Over the past three decades, the British Army has faced numerous challenges. British soldiers have been putting their lives on the line in several intense multilateral deployments, including the wars in Iraq and Afghanistan. These operations have enhanced the mechanical wear and tear, necessitating an early replacement of vehicles that were already due to be replaced by newer generations.
As bad luck would have it, the need for expensive new equipment comes at a time when budgets are scarce. In the wake of the disintegration of the Soviet Union, UK defense budget allocations were systematically slashed by governments that considered the expense no longer indispensable. This has led many observers to describe the modern British Army as a shadow of its former self. The entire British Armed Forces shrank by more than 50% percent over the past three decades, dropping from 311,000 to 145,000 personnel.

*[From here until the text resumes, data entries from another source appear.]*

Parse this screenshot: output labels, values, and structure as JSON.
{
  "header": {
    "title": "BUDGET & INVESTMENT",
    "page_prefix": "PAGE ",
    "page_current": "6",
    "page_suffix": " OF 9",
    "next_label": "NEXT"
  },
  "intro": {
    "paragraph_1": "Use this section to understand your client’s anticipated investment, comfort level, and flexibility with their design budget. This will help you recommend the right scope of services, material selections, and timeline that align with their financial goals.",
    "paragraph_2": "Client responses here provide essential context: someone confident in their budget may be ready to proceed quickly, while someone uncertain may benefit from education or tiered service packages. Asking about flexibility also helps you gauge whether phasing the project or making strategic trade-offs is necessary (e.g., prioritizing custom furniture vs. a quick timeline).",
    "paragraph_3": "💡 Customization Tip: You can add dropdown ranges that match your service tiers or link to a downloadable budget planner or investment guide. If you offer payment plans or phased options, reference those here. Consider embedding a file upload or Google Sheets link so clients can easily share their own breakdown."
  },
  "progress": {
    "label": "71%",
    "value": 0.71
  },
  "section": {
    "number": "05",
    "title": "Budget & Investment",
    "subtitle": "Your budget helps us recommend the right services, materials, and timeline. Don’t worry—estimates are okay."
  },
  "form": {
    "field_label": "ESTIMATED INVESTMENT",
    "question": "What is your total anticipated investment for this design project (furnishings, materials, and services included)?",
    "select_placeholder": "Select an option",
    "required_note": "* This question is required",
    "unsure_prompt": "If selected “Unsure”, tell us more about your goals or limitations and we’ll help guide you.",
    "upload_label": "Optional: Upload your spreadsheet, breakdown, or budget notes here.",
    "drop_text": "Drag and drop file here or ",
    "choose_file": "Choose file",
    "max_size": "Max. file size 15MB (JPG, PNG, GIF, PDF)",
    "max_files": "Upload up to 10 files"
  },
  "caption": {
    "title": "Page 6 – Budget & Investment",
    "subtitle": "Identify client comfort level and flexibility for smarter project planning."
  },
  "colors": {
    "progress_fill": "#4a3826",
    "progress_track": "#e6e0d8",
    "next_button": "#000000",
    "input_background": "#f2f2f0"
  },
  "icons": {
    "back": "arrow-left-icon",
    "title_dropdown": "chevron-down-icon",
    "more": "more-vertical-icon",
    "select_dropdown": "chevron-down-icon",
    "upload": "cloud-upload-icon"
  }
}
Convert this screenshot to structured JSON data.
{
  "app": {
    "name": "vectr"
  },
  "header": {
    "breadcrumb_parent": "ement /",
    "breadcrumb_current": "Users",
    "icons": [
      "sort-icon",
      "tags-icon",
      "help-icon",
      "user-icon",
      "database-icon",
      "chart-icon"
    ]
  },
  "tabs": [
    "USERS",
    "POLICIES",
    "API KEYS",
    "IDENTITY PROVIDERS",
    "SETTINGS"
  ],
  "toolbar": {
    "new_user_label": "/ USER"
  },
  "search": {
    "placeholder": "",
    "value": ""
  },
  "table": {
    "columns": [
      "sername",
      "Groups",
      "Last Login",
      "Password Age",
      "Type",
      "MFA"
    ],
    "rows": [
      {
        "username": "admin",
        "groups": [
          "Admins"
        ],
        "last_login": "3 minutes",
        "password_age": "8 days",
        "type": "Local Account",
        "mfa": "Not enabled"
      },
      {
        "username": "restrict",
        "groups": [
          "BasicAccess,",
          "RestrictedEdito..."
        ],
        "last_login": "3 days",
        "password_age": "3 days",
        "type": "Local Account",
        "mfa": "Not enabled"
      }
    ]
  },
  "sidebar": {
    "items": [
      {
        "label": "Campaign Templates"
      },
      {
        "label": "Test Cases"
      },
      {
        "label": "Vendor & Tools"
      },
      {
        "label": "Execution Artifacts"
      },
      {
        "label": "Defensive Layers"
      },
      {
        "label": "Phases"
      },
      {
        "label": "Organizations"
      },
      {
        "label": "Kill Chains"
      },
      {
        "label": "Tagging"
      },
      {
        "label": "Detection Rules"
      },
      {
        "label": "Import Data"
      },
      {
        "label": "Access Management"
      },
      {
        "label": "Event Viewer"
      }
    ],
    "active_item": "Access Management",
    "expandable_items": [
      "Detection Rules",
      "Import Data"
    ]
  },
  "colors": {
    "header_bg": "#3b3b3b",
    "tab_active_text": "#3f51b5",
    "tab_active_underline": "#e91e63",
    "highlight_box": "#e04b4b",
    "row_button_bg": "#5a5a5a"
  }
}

While the overall budget has increased from £38 billion ($53 billion) to £48 billion, the figure is misleading as it does not take into account rising costs of development or inflation. A more telling indicator is the percentage of GDP dedicated to defense, which dropped from 3.5% to 1.7% between 1990 and 2020. The rhythm of deployments, however, has not slowed, with the UK taking an active part in virtually every NATO operation in the past decades.